RT @stix1972: The EVIL Kochtopus spends money one elections. We do not want money in politics. So send us money now
I'd tell you I was shocked to see this out of the "oh so tolerants" on the left, but after living here for four years, I'd be lying.
Americans' aversion to voting for Mormons has spiked since Mitt Romney's first presidential bid in 2007 — and that the people most wary of Mormon candidates are not Evangelicals, but rather political liberals and non-religious voters, according to new research from a leading scholar of anti-Mormon attitudes.
I mean all you need to do is spend 5 weeks in this state to see how liberals hate the predominant religious culture in this valley.

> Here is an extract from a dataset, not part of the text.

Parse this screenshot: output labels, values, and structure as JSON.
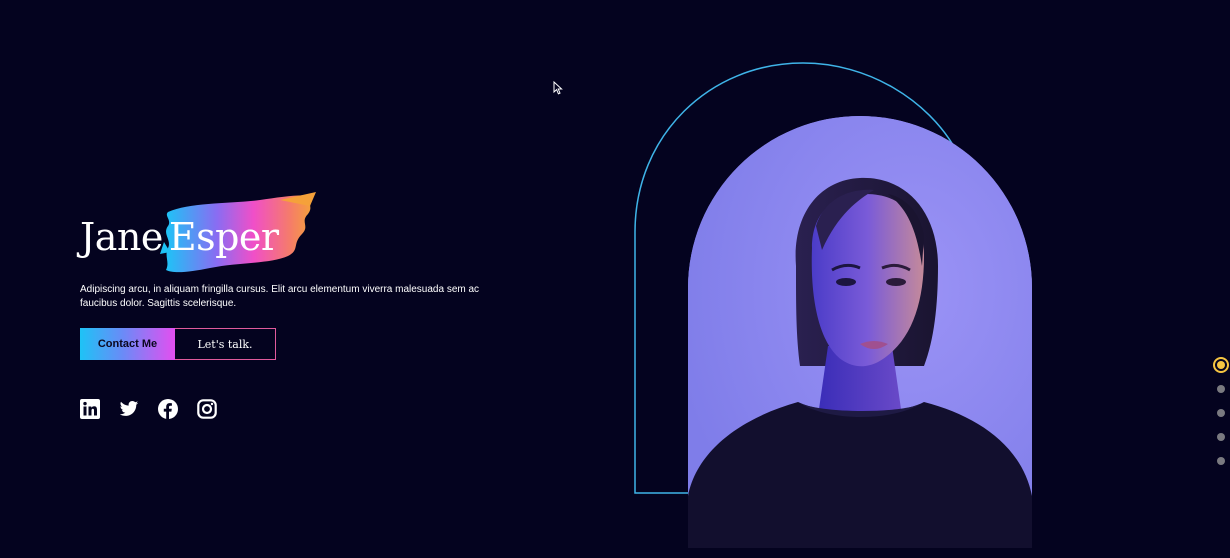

According to the paper, concern about Mormonism has remained relatively stable among Evangelicals, with 36 percent expressing aversion to an LDS candidate in 2007 and 33 percent doing so in 2012. But among non-religious voters, that number shot up 20 points in the past five years, from 21 percent in 2007 to 41 percent in February. There were also substantial increases in Mormon-averse voters among liberals — 28 percent in 2007 and 43 percent in 2012 — as well as moderates, who went from 22 percent in 2007 to 32 percent this year.

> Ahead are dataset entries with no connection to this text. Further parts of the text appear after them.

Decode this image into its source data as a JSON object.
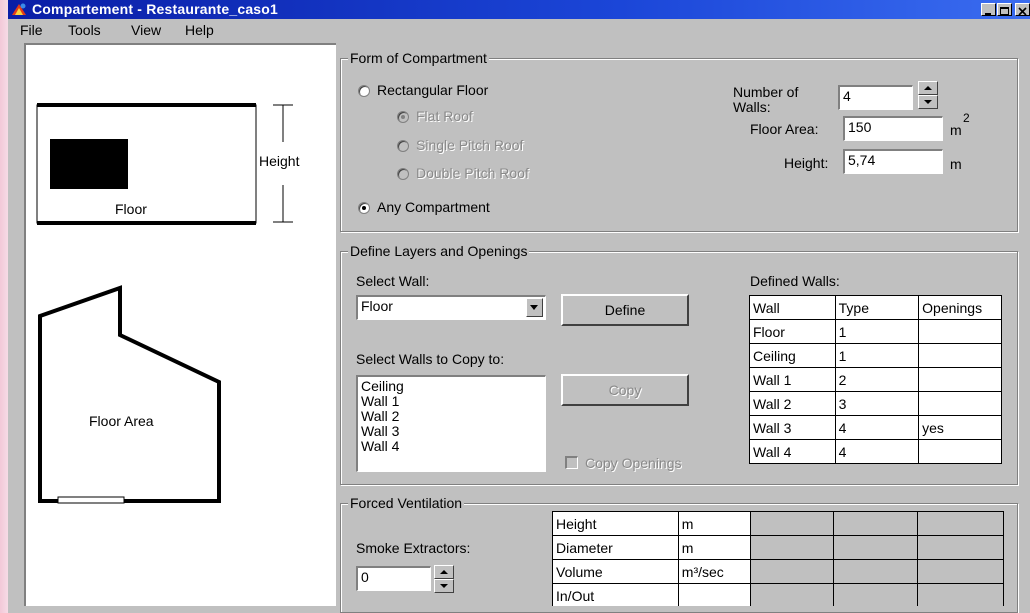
{
  "window": {
    "title": "Compartement - Restaurante_caso1"
  },
  "menu": {
    "file": "File",
    "tools": "Tools",
    "view": "View",
    "help": "Help"
  },
  "drawing": {
    "floor_label": "Floor",
    "height_label": "Height",
    "floor_area_label": "Floor Area"
  },
  "form": {
    "group_title": "Form of Compartment",
    "rectangular_floor": "Rectangular Floor",
    "flat_roof": "Flat Roof",
    "single_pitch_roof": "Single Pitch Roof",
    "double_pitch_roof": "Double Pitch Roof",
    "any_compartment": "Any Compartment",
    "selected": "any_compartment",
    "number_of_walls_label": "Number of Walls:",
    "number_of_walls_value": "4",
    "floor_area_label": "Floor Area:",
    "floor_area_value": "150",
    "floor_area_unit": "m",
    "floor_area_unit_exp": "2",
    "height_label": "Height:",
    "height_value": "5,74",
    "height_unit": "m"
  },
  "layers": {
    "group_title": "Define Layers and Openings",
    "select_wall_label": "Select Wall:",
    "select_wall_value": "Floor",
    "define_button": "Define",
    "copy_to_label": "Select Walls to Copy to:",
    "copy_list": [
      "Ceiling",
      "Wall 1",
      "Wall 2",
      "Wall 3",
      "Wall 4"
    ],
    "copy_button": "Copy",
    "copy_openings_label": "Copy Openings",
    "copy_openings_checked": false,
    "defined_walls_label": "Defined Walls:",
    "defined_walls_headers": [
      "Wall",
      "Type",
      "Openings"
    ],
    "defined_walls_rows": [
      [
        "Floor",
        "1",
        ""
      ],
      [
        "Ceiling",
        "1",
        ""
      ],
      [
        "Wall 1",
        "2",
        ""
      ],
      [
        "Wall 2",
        "3",
        ""
      ],
      [
        "Wall 3",
        "4",
        "yes"
      ],
      [
        "Wall 4",
        "4",
        ""
      ]
    ]
  },
  "ventilation": {
    "group_title": "Forced Ventilation",
    "smoke_extractors_label": "Smoke Extractors:",
    "smoke_extractors_value": "0",
    "table_rows": [
      [
        "Height",
        "m",
        "",
        "",
        ""
      ],
      [
        "Diameter",
        "m",
        "",
        "",
        ""
      ],
      [
        "Volume",
        "m³/sec",
        "",
        "",
        ""
      ],
      [
        "In/Out",
        "",
        "",
        "",
        ""
      ]
    ]
  },
  "colors": {
    "titlebar_start": "#0a1ea6",
    "titlebar_end": "#3a6cf0",
    "window_face": "#c0c0c0",
    "desktop_strip": "#f3c9d8"
  }
}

And the inferred reason is equally shocking.
The overall increase in anti-Mormon attitudes among liberals may be an unanticipated consequence of the "the continuing candidacy of Mitt Romney and Mormon activism against same-sex marriage," the study suggests. And its findings may be alarming to the Romney campaign because among the study's other findings is that voters' perceptions of Mormonism are closely tied to whether they'll vote for him.
OHMIGAWD....you mean to tell me that they have morals and standards AND THEY STICK TO THEM? They must be stopped at all costs!
The published take-away?
Perhaps most potentially distressing to Romney's campaign is the study's finding that conservatives who said they were less likely to vote for a Mormon were much more likely to say they were undecided or would not vote at all in a contest between Obama and Romney. Pundits have been predicting for months that anti-Mormon Republicans would stay home in November; this study reaffirms that idea.
Well then he might as well give up and go home. That is what the study implies...right?
The paper comes with an important caveat: the survey data was collected in late February and early March — in the heat of the Republican primaries. At that point, Romney was the clear frontrunner, but far from the presumed nominee. Since his opponents dropped out, Romney has earned plaudits from Republican operatives and activists for uniting the right behind him with his combative campaign style.
Oh...never mind. (Emphasis mine)
The two questions that remain are whether Romney can overcome Christian conservatives' deep-seated theological differences by taking the fight to Obama; and whether he can have to win over swing voters and moderates, whose perceptions of Mormonism have worsened over the past five years.
I know several Evangelicals who are very, very active in ministry who are of the mindset that they are more opposed to President Obama's policies (especially his attempts to dictate what is doctrine to the Catholic Church) than they are opposed to Mitt Romney's Mormonism. That is something that these studies never take into account.